(Items from an interface collection)
========================================================================

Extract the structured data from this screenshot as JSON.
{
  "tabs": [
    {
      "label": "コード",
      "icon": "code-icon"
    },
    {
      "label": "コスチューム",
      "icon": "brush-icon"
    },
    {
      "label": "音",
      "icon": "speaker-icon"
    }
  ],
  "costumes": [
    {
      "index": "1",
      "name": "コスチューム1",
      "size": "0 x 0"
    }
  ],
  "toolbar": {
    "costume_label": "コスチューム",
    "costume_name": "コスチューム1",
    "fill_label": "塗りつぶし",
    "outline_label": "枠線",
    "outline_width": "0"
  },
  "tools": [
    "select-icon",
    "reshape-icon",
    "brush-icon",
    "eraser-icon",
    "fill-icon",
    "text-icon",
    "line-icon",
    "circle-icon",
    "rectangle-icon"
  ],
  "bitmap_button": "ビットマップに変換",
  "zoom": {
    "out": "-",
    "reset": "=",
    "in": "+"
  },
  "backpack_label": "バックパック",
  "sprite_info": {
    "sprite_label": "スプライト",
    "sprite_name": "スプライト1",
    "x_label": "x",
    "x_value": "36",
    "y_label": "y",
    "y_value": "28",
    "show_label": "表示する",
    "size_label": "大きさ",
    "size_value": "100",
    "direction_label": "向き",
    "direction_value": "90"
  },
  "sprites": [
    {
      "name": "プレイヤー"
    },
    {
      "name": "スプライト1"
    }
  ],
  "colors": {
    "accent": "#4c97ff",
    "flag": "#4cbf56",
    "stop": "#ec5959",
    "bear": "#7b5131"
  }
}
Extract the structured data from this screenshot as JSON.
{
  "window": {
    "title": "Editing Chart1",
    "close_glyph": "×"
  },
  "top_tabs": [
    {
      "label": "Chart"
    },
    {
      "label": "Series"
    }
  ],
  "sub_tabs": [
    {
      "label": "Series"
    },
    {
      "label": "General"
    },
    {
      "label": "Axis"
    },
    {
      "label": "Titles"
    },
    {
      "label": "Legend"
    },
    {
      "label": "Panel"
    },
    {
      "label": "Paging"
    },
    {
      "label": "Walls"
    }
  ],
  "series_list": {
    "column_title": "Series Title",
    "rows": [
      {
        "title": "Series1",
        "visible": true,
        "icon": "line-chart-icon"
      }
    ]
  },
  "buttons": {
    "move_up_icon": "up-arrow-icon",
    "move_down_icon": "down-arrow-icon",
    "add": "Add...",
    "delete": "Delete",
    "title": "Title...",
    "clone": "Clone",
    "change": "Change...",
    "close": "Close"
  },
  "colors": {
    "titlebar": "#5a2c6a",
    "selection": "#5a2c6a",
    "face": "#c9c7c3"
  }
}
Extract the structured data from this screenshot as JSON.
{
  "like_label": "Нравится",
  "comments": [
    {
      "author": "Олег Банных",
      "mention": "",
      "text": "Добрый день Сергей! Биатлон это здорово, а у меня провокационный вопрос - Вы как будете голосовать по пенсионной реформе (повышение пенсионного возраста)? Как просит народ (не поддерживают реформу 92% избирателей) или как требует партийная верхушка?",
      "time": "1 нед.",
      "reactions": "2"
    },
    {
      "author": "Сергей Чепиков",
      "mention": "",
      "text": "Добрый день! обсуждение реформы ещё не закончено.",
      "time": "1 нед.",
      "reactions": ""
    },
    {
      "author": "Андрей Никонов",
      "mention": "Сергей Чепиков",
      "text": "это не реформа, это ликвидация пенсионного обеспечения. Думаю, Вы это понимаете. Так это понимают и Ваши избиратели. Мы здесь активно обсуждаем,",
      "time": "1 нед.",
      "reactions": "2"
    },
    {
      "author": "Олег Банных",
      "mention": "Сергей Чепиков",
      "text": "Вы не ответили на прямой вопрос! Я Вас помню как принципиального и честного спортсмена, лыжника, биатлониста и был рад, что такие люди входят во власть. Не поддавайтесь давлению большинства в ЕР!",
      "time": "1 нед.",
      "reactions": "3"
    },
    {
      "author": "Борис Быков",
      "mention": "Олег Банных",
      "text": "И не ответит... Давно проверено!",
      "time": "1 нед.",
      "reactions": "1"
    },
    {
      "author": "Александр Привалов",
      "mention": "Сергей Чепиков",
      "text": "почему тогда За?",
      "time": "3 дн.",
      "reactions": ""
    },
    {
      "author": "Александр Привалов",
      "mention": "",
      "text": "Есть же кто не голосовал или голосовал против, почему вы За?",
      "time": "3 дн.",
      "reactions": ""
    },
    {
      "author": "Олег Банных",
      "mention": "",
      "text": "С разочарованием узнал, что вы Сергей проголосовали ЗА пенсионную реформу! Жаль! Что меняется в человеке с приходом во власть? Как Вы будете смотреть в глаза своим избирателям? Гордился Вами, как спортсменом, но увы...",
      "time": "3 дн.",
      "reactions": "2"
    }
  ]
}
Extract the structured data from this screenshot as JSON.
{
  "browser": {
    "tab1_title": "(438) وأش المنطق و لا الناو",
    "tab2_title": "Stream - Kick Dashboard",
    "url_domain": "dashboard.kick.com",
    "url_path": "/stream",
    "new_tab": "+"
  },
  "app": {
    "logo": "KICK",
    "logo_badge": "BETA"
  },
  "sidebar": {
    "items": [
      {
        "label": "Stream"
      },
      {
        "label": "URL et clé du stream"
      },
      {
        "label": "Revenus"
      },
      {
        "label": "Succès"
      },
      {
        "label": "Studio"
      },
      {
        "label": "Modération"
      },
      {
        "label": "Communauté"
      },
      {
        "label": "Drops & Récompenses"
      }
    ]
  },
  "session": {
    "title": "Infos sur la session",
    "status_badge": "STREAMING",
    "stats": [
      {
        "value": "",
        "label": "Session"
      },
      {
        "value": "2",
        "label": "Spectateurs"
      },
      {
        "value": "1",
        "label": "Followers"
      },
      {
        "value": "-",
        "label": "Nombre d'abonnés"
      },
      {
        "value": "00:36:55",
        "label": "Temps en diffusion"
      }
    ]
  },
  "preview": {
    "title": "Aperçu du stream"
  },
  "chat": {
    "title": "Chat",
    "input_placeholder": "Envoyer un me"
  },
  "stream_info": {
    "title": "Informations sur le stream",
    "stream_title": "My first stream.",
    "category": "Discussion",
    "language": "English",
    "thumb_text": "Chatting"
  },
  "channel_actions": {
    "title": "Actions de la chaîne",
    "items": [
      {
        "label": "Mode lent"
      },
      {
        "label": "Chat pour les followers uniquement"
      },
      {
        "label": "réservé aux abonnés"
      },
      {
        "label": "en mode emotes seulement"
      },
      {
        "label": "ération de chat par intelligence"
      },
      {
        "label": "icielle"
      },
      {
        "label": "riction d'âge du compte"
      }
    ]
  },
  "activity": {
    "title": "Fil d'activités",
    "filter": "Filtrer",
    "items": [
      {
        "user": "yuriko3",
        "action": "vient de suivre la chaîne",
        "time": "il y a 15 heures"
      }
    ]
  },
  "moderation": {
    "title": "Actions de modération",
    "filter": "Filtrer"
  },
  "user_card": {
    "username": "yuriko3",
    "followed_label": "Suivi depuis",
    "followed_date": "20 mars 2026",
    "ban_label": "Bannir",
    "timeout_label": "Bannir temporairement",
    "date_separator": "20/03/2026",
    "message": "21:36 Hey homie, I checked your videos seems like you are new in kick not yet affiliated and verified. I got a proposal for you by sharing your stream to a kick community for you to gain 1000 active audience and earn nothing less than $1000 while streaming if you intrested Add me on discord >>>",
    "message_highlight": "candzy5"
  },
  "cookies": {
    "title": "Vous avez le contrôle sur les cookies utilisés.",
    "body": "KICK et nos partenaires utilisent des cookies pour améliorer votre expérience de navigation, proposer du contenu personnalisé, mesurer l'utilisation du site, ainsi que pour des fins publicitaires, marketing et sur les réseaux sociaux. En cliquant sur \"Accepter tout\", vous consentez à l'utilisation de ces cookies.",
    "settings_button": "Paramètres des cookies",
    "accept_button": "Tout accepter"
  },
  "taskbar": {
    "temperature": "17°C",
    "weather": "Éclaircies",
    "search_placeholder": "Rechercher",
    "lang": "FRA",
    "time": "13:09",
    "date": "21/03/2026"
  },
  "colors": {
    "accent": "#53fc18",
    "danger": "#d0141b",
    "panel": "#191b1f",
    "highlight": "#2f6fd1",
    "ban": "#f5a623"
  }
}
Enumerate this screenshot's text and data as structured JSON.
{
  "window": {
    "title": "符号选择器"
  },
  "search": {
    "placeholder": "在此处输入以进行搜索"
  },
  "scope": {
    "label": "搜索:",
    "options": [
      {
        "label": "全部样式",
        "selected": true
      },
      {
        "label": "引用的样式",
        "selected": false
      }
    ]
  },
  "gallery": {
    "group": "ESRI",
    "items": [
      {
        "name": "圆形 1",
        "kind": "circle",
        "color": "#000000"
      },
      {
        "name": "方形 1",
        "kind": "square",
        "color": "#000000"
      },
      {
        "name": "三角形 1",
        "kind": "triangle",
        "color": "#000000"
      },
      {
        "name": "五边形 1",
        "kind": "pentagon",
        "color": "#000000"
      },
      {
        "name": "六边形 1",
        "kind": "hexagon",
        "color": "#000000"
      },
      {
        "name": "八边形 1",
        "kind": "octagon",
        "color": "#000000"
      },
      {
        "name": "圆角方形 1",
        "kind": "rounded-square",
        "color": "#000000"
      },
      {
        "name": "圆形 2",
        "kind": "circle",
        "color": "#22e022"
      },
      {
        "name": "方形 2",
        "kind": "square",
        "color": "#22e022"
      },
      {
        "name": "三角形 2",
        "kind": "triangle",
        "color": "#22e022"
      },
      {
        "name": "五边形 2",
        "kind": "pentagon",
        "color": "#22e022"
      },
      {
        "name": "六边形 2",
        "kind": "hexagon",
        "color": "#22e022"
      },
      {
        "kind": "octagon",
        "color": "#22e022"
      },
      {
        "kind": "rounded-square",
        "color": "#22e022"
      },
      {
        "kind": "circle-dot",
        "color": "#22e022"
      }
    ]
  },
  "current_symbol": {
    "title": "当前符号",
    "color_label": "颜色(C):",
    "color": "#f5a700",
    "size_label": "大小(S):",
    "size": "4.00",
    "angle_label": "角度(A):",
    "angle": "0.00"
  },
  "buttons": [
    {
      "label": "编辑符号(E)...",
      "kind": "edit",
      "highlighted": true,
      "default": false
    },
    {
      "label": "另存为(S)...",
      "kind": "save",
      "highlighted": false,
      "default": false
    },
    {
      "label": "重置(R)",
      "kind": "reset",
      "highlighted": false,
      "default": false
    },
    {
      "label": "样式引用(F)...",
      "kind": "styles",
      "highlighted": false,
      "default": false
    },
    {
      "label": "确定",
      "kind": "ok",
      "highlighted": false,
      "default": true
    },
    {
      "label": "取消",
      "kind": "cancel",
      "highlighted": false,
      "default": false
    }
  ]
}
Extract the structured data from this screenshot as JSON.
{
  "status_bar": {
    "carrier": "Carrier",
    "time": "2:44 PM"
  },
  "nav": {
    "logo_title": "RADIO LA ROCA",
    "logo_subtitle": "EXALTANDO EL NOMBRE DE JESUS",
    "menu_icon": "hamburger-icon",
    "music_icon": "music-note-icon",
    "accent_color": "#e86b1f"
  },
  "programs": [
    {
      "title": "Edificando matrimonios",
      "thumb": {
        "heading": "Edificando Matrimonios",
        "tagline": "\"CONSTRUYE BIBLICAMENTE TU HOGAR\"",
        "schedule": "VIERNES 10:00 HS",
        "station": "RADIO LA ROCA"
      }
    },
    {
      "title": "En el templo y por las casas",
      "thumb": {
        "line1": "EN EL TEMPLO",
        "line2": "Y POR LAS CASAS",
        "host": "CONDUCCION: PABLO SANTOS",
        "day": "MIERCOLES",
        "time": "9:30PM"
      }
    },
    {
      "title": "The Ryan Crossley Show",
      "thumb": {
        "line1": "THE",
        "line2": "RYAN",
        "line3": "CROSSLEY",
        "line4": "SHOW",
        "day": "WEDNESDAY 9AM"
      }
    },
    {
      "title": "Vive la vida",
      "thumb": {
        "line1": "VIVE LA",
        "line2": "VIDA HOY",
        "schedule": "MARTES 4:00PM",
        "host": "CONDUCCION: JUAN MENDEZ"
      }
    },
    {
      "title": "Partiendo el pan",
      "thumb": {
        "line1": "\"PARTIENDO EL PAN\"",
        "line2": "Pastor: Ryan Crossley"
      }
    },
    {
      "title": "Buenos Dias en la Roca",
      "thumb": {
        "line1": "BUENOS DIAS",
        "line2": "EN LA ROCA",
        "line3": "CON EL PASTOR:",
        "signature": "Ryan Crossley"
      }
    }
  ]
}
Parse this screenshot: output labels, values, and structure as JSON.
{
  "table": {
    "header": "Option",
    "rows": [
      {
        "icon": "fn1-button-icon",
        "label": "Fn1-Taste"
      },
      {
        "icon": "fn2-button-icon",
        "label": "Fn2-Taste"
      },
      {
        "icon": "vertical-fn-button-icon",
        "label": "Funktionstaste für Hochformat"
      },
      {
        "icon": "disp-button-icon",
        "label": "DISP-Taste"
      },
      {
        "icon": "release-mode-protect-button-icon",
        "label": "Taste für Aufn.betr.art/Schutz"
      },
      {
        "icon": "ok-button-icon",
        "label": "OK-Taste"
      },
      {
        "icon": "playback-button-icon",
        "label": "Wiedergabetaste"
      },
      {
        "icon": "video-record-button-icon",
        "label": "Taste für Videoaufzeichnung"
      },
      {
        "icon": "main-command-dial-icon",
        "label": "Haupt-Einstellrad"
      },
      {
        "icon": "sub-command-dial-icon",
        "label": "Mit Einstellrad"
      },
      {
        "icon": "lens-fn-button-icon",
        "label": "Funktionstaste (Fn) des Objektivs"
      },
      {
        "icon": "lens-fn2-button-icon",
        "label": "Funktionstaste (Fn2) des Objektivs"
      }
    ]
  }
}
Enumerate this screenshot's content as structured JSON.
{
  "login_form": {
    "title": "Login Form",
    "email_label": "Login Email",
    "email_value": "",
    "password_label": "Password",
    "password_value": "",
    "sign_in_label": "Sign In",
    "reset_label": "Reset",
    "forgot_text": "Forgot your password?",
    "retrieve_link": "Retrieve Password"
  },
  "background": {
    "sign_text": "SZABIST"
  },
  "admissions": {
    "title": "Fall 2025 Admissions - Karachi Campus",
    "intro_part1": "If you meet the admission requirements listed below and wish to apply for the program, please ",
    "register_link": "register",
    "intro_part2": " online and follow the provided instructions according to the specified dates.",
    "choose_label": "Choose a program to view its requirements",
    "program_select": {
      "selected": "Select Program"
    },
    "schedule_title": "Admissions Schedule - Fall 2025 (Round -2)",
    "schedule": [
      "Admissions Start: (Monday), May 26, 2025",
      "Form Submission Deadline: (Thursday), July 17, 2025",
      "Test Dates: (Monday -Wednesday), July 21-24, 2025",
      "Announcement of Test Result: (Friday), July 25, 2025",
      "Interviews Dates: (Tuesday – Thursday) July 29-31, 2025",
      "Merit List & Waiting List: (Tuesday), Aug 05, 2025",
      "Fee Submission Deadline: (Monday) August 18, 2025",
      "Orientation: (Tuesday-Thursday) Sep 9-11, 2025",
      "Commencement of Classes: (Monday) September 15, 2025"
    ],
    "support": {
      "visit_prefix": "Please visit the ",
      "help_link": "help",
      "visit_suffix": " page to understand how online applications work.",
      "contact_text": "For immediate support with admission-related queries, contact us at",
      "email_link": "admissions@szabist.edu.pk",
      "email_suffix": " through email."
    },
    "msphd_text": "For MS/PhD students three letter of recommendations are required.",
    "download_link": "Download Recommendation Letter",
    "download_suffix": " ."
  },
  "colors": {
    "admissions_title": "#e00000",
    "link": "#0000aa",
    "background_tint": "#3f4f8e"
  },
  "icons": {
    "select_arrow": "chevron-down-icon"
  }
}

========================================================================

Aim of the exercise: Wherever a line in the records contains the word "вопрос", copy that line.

Response box:
      "text": "Добрый день Сергей! Биатлон это здорово, а у меня провокационный вопрос - Вы как будете голосовать по пенсионной реформе (повышение пенсионного возраста)? Как просит народ (не поддерживают реформу 92% избирателей) или как требует партийная верхушка?",
      "text": "Вы не ответили на прямой вопрос! Я Вас помню как принципиального и честного спортсмена, лыжника, биатлониста и был рад, что такие люди входят во власть. Не поддавайтесь давлению большинства в ЕР!",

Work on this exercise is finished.